Former supervisor: Jane McGlade, Department of Biophysics
Current research: It seems that much more time and effort is spent developing and refining high-throughput experimental procedures than developing and refining the analysis procedure for the high-throughput results. It is clear that the method of analysing high-throughput results can greatly impact the conclusions drawn and subsequent experiments performed. My research focuses on developing an analysis method for results from protein array screens that provides an overview on which new hypotheses about the molecule under study can be generated. This involves first testing the method on published protein array results to demonstrate that new knowledge that can be uncovered and then applying the method to novel protein array results.
Former supervisor: Alan Moses, Department of Cell & Systems Biology
Collaborative traineeship with Brenda Andrews, Department of Molecular Genetics

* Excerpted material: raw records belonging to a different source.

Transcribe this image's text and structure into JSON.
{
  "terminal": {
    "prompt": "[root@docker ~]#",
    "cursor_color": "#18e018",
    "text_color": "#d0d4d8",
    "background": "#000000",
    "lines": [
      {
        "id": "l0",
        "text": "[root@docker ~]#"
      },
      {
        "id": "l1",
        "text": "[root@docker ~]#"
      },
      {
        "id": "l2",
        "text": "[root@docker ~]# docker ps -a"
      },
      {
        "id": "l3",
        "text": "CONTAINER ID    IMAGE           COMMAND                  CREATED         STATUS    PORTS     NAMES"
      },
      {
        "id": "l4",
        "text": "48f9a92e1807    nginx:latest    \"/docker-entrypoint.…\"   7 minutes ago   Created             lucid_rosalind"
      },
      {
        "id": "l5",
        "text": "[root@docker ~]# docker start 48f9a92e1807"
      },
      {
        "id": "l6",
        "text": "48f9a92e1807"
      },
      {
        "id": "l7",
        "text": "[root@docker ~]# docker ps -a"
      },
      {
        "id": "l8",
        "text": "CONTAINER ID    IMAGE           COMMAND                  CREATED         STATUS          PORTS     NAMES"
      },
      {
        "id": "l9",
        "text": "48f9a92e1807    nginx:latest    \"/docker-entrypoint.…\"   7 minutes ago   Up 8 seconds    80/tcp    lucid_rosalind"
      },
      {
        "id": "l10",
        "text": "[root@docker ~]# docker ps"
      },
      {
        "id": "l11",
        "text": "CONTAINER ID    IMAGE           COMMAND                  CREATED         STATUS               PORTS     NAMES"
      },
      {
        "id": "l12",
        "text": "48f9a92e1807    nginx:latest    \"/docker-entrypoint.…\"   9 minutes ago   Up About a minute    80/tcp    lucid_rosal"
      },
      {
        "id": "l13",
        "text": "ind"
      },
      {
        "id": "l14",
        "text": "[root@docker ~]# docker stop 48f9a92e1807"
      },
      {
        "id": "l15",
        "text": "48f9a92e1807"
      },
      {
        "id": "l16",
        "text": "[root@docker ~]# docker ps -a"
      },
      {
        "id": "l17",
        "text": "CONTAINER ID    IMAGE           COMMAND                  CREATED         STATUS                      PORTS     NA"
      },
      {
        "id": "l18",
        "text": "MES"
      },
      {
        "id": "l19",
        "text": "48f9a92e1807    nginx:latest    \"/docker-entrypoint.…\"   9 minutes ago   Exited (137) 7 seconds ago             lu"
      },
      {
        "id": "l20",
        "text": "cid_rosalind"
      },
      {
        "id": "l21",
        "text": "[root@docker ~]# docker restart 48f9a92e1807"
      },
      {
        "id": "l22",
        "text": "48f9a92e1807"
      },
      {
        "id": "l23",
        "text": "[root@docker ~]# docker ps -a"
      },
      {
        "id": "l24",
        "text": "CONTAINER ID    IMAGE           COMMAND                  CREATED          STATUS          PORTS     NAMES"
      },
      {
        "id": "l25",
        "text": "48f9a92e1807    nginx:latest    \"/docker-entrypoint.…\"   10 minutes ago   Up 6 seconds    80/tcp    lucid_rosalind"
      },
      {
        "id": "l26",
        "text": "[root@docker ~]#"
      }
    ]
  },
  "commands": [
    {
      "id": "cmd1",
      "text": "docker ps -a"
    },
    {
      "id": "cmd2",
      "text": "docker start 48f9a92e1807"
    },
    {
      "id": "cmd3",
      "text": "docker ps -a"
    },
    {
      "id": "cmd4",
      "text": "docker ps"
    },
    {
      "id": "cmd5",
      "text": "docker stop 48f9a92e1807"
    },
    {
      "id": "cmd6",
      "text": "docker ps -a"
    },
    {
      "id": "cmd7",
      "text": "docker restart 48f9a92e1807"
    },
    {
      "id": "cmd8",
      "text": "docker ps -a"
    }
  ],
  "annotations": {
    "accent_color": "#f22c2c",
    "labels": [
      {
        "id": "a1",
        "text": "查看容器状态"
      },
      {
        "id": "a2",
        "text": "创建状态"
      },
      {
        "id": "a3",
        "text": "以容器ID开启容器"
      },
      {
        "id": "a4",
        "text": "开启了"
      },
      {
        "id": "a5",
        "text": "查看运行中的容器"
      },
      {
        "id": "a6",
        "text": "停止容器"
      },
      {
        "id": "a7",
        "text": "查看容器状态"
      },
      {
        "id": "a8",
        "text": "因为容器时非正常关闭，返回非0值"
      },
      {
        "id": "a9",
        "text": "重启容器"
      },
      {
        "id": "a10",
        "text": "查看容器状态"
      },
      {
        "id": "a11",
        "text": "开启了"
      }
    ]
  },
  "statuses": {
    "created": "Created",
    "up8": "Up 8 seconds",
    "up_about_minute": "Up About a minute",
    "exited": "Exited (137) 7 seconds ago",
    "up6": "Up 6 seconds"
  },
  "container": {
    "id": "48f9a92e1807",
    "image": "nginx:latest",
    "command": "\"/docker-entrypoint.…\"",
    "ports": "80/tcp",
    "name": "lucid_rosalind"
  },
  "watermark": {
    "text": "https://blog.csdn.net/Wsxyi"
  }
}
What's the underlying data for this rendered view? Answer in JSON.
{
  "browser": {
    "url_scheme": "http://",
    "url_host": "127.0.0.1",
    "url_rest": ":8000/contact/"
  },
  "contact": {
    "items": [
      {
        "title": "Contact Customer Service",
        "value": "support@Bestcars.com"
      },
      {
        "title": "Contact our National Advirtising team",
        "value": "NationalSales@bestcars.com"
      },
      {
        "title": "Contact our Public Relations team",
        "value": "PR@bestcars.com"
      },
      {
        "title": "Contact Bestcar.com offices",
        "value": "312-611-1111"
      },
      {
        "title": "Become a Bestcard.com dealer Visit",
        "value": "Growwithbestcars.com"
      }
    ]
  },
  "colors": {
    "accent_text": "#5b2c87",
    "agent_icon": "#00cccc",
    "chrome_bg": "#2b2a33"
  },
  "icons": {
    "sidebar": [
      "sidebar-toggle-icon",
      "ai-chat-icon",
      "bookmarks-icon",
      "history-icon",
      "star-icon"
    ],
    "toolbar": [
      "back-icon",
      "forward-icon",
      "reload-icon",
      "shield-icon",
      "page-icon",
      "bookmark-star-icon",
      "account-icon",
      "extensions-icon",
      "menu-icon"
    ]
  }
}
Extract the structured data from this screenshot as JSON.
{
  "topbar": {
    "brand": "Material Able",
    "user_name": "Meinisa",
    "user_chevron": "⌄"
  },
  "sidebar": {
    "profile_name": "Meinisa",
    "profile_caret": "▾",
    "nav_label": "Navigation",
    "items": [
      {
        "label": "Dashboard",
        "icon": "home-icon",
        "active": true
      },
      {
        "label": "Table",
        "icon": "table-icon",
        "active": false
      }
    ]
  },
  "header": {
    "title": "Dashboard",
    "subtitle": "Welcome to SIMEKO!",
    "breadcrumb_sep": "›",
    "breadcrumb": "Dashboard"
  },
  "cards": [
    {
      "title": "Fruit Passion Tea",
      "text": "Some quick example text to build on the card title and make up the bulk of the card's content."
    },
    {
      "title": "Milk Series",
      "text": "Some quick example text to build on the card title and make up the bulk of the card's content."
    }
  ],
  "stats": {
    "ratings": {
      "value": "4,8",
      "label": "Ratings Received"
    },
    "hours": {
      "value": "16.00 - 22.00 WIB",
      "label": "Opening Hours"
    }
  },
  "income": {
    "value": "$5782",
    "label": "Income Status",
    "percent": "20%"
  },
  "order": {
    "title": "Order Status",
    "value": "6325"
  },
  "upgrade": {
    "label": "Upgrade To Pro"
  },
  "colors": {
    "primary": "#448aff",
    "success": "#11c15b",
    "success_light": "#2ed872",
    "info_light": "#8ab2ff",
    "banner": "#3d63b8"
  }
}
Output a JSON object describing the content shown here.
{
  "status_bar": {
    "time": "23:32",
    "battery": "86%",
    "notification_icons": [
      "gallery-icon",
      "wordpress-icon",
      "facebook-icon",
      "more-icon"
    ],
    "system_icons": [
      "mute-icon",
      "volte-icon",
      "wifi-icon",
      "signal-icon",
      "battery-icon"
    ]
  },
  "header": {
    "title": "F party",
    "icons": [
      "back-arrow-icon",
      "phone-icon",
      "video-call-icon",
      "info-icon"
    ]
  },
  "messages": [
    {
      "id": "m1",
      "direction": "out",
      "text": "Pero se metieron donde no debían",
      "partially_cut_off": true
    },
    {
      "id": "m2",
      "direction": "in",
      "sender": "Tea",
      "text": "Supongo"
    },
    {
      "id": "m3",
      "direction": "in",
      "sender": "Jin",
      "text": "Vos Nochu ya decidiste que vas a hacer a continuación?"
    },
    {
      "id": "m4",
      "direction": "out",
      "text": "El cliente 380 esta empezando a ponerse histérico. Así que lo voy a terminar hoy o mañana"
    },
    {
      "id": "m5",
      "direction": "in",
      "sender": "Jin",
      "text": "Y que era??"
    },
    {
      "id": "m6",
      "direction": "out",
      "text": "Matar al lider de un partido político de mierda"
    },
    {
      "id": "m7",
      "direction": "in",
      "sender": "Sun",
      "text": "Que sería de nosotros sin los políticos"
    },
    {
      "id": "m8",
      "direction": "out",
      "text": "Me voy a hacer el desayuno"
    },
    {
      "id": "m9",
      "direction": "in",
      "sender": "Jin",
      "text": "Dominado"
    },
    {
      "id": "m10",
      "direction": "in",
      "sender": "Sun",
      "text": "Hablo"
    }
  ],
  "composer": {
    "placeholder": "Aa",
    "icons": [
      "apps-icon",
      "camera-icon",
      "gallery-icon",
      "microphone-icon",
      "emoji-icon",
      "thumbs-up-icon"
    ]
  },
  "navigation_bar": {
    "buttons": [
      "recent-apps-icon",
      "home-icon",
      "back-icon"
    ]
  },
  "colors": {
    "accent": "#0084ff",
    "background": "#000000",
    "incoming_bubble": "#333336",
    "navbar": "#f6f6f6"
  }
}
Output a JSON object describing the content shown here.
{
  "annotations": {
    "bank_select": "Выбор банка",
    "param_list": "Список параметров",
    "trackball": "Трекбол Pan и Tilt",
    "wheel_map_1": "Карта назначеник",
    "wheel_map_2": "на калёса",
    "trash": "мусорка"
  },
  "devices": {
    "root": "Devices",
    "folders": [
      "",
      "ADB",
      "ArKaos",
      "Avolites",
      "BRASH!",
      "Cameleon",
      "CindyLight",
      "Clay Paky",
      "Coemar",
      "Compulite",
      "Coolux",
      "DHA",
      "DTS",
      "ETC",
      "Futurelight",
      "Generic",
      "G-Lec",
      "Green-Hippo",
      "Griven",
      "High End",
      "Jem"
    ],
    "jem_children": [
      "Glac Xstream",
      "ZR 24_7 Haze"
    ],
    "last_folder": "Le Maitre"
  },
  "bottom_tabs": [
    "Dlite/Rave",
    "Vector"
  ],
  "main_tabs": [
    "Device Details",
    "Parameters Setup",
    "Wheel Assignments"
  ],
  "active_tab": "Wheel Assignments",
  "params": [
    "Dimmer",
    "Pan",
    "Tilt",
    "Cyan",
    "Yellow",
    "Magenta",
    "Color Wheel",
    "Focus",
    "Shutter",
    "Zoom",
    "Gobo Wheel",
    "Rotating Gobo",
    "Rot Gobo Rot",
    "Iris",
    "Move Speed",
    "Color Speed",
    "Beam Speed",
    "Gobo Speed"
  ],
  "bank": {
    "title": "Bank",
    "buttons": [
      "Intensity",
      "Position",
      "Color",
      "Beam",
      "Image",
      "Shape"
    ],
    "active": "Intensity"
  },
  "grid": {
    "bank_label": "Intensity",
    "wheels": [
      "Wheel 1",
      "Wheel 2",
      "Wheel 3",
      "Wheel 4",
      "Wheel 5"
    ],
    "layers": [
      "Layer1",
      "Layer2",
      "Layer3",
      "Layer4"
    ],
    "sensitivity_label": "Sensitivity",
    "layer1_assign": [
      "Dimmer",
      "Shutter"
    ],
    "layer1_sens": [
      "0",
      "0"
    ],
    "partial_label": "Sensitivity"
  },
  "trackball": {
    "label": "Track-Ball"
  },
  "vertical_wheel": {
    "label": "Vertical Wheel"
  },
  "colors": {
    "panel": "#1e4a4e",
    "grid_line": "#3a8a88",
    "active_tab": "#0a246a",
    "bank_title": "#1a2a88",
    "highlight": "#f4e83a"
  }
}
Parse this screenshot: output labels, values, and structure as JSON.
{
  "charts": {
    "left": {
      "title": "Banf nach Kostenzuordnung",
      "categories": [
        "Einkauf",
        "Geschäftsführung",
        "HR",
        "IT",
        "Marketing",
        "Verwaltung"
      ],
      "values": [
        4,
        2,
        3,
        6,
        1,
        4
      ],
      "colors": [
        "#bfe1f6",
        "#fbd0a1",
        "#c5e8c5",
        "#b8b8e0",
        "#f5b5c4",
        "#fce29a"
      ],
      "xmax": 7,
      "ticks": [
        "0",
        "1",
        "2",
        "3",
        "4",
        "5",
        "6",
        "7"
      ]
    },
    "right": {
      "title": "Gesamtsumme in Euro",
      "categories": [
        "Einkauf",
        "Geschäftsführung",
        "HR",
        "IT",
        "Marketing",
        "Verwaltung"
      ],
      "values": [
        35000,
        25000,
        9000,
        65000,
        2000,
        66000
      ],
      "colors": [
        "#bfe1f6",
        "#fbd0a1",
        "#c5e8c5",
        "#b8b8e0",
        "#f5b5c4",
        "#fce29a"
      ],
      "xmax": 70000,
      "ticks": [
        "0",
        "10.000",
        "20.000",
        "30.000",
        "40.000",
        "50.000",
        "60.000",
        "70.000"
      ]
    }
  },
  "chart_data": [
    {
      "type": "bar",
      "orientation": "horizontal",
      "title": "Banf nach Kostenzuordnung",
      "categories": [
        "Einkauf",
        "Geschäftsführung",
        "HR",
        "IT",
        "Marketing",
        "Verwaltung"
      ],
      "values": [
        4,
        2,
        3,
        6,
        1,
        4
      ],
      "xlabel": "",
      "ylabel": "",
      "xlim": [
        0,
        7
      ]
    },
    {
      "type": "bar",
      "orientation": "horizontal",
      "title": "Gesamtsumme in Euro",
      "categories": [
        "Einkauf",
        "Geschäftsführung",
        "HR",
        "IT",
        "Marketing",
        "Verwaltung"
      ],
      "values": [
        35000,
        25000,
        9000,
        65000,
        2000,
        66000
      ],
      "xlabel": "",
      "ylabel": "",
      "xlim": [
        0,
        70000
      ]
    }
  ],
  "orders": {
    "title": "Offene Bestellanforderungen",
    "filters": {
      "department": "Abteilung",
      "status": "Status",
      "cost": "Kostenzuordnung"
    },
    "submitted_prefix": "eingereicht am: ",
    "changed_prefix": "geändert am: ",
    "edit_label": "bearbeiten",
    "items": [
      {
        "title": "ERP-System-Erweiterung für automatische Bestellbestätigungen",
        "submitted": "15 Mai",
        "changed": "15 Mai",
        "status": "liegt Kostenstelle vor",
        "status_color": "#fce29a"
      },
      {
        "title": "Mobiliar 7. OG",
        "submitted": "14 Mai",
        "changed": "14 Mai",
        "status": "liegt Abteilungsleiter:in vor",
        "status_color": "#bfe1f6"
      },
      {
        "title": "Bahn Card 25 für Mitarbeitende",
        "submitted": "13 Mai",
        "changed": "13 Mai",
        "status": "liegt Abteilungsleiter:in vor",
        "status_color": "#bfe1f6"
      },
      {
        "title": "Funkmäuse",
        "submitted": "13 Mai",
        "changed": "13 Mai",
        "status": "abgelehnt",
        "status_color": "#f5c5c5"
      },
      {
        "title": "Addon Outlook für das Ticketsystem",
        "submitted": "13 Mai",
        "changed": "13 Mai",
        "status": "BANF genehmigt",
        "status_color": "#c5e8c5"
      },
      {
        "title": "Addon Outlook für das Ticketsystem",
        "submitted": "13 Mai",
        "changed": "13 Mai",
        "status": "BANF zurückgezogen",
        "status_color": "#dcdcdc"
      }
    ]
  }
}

My research explores evolutionary constraint in intrinsically disordered regions (IDRs) of proteins. IDRs are characterized by their lack of a stable secondary or tertiary structure, and comprise close to 40% of eukaryotic proteomes. Many IDRs have been shown to play important roles in the cell, particularly in signaling and regulation. However, in comparison to ordered regions of proteins, most IDRs appear highly diverged at the level of the primary amino acid sequence. We propose that these IDRs could have quantitative, sequence-encoded functions that are under stabilizing selection, wherein individual amino acids are under weak evolutionary constraint, but collectively contribute to a quantitative function that is under selection. So far, we have shown evidence for stabilizing selection in vivo and in silico for one IDR in budding yeast. I hope to apply our in silico method to detect stabilizing selection on quantitative features in IDRs proteome-wide, and further test these predictions in vivo.